• **Task directions**:
Every record needs to be set down again without a single difference.

• **Data to use**:
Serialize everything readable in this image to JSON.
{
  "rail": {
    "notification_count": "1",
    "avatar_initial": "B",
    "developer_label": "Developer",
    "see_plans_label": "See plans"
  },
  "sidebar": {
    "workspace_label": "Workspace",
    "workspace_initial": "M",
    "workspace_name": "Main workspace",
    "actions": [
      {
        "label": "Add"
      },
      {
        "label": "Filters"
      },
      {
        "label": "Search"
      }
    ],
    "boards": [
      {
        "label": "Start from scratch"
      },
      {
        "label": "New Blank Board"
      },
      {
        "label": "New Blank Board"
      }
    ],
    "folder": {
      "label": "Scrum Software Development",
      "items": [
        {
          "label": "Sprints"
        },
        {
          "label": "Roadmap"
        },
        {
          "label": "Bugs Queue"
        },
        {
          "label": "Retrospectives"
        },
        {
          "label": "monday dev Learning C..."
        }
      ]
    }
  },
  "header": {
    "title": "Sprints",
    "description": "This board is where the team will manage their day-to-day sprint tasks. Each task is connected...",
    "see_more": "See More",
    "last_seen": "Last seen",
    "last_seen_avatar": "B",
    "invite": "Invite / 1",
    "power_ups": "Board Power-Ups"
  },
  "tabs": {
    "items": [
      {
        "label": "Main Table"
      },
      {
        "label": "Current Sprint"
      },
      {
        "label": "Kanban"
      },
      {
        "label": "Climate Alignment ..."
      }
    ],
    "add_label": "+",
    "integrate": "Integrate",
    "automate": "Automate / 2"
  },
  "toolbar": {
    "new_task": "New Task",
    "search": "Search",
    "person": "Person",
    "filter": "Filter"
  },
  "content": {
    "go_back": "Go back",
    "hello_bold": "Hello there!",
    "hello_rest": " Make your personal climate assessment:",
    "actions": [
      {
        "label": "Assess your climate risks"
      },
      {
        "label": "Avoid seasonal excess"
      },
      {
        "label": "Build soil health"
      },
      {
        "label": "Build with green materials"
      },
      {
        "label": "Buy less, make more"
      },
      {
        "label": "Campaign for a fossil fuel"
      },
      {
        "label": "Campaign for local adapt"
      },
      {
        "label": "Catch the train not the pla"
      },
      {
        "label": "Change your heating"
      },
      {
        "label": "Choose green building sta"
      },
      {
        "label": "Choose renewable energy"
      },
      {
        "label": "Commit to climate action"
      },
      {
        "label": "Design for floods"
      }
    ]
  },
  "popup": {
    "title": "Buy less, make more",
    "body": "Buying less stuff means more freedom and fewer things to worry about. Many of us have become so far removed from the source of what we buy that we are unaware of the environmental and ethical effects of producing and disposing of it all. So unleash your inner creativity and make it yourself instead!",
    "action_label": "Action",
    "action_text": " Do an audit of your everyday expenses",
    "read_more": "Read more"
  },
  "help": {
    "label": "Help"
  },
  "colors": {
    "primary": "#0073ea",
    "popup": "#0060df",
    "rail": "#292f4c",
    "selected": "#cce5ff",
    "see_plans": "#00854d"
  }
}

• **Exercise solution**:
Serialize everything readable in this image to JSON.
{
  "rail": {
    "notification_count": "1",
    "avatar_initial": "B",
    "developer_label": "Developer",
    "see_plans_label": "See plans"
  },
  "sidebar": {
    "workspace_label": "Workspace",
    "workspace_initial": "M",
    "workspace_name": "Main workspace",
    "actions": [
      {
        "label": "Add"
      },
      {
        "label": "Filters"
      },
      {
        "label": "Search"
      }
    ],
    "boards": [
      {
        "label": "Start from scratch"
      },
      {
        "label": "New Blank Board"
      },
      {
        "label": "New Blank Board"
      }
    ],
    "folder": {
      "label": "Scrum Software Development",
      "items": [
        {
          "label": "Sprints"
        },
        {
          "label": "Roadmap"
        },
        {
          "label": "Bugs Queue"
        },
        {
          "label": "Retrospectives"
        },
        {
          "label": "monday dev Learning C..."
        }
      ]
    }
  },
  "header": {
    "title": "Sprints",
    "description": "This board is where the team will manage their day-to-day sprint tasks. Each task is connected...",
    "see_more": "See More",
    "last_seen": "Last seen",
    "last_seen_avatar": "B",
    "invite": "Invite / 1",
    "power_ups": "Board Power-Ups"
  },
  "tabs": {
    "items": [
      {
        "label": "Main Table"
      },
      {
        "label": "Current Sprint"
      },
      {
        "label": "Kanban"
      },
      {
        "label": "Climate Alignment ..."
      }
    ],
    "add_label": "+",
    "integrate": "Integrate",
    "automate": "Automate / 2"
  },
  "toolbar": {
    "new_task": "New Task",
    "search": "Search",
    "person": "Person",
    "filter": "Filter"
  },
  "content": {
    "go_back": "Go back",
    "hello_bold": "Hello there!",
    "hello_rest": " Make your personal climate assessment:",
    "actions": [
      {
        "label": "Assess your climate risks"
      },
      {
        "label": "Avoid seasonal excess"
      },
      {
        "label": "Build soil health"
      },
      {
        "label": "Build with green materials"
      },
      {
        "label": "Buy less, make more"
      },
      {
        "label": "Campaign for a fossil fuel"
      },
      {
        "label": "Campaign for local adapt"
      },
      {
        "label": "Catch the train not the pla"
      },
      {
        "label": "Change your heating"
      },
      {
        "label": "Choose green building sta"
      },
      {
        "label": "Choose renewable energy"
      },
      {
        "label": "Commit to climate action"
      },
      {
        "label": "Design for floods"
      }
    ]
  },
  "popup": {
    "title": "Buy less, make more",
    "body": "Buying less stuff means more freedom and fewer things to worry about. Many of us have become so far removed from the source of what we buy that we are unaware of the environmental and ethical effects of producing and disposing of it all. So unleash your inner creativity and make it yourself instead!",
    "action_label": "Action",
    "action_text": " Do an audit of your everyday expenses",
    "read_more": "Read more"
  },
  "help": {
    "label": "Help"
  },
  "colors": {
    "primary": "#0073ea",
    "popup": "#0060df",
    "rail": "#292f4c",
    "selected": "#cce5ff",
    "see_plans": "#00854d"
  }
}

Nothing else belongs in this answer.